Material for this task:
________________________
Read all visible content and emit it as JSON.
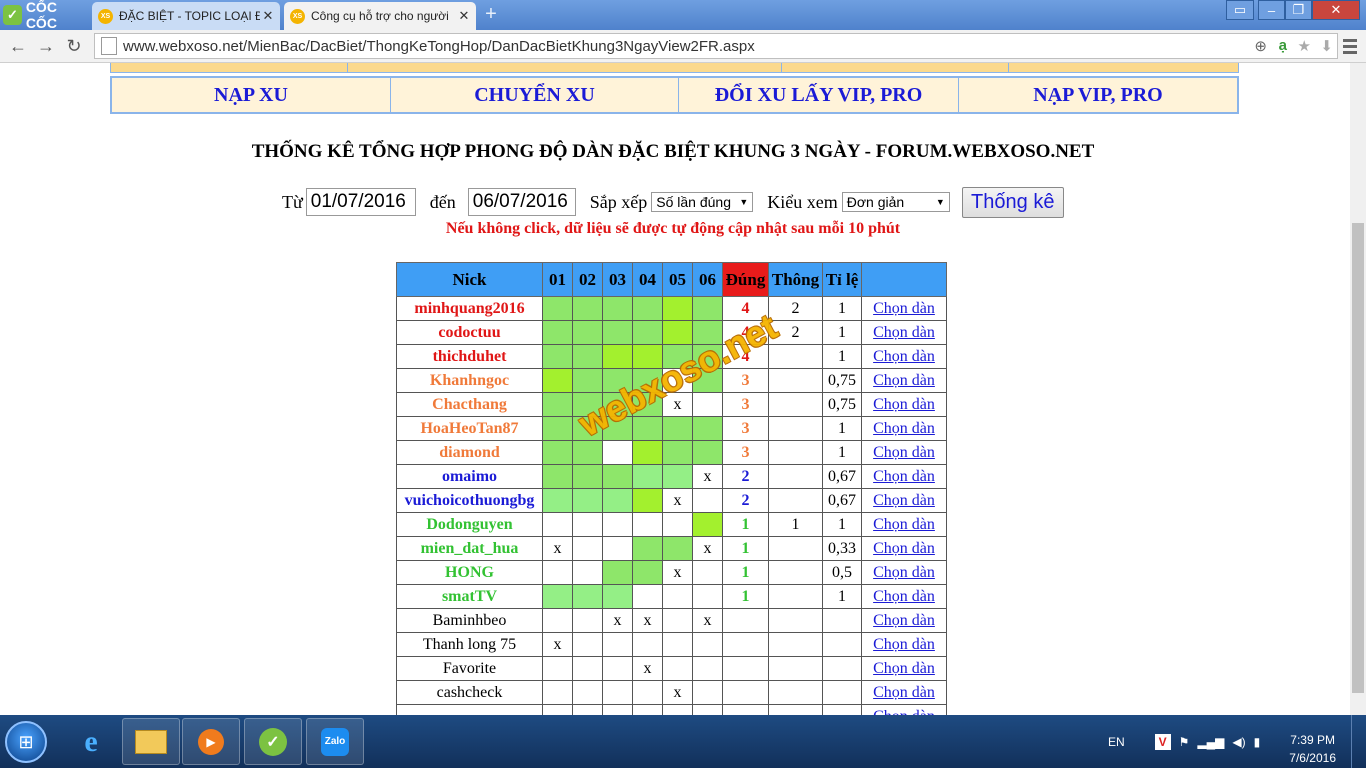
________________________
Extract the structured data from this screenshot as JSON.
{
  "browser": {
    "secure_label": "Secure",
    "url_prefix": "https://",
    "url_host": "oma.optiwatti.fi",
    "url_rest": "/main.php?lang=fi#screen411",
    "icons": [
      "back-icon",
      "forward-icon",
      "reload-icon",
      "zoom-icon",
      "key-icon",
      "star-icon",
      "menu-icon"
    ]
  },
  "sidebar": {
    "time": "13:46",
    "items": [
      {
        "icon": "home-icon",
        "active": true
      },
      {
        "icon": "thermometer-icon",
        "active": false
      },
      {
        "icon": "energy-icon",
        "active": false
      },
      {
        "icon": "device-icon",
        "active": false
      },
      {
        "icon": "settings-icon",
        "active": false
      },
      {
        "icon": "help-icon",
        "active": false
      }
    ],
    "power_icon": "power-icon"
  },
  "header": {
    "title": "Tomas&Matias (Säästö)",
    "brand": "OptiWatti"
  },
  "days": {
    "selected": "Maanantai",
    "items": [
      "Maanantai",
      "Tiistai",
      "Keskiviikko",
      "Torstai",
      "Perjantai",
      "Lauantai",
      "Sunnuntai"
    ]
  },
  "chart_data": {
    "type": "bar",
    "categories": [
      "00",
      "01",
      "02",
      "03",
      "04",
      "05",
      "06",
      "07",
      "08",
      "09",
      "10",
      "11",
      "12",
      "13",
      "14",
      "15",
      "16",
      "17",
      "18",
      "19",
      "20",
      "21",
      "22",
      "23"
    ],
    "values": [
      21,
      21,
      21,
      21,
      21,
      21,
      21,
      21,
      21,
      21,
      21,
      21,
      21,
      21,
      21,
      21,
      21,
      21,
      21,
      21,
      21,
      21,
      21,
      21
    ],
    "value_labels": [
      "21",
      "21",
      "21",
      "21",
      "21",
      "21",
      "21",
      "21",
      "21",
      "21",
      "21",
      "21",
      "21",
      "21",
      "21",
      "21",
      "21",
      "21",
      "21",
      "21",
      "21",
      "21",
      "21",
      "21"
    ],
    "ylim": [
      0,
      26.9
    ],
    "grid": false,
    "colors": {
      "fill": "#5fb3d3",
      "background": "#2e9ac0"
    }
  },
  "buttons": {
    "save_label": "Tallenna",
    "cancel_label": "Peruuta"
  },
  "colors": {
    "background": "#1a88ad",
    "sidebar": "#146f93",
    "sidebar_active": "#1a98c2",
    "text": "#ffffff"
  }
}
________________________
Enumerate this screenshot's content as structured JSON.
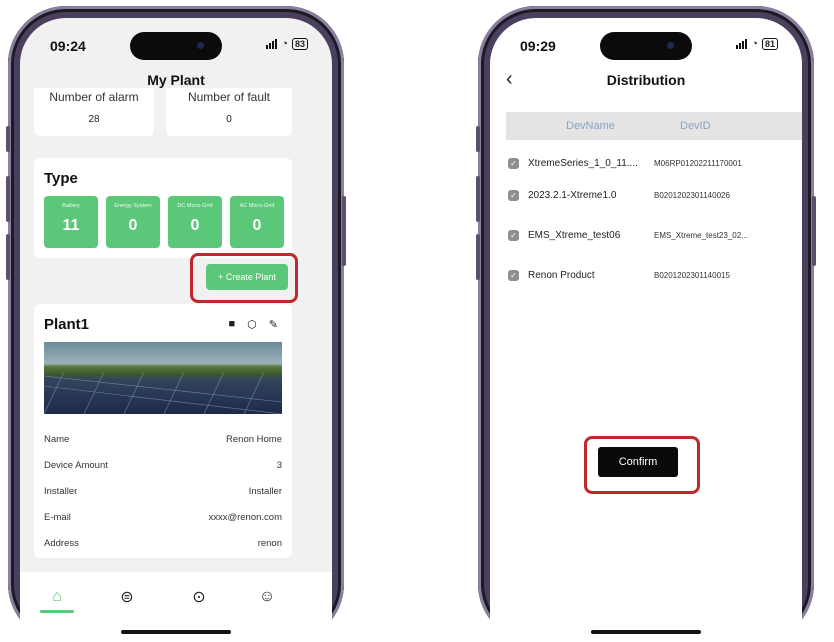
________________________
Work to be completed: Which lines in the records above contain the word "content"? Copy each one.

Answer area:
Read all visible content and emit it as JSON.
Enumerate this screenshot's content as structured JSON.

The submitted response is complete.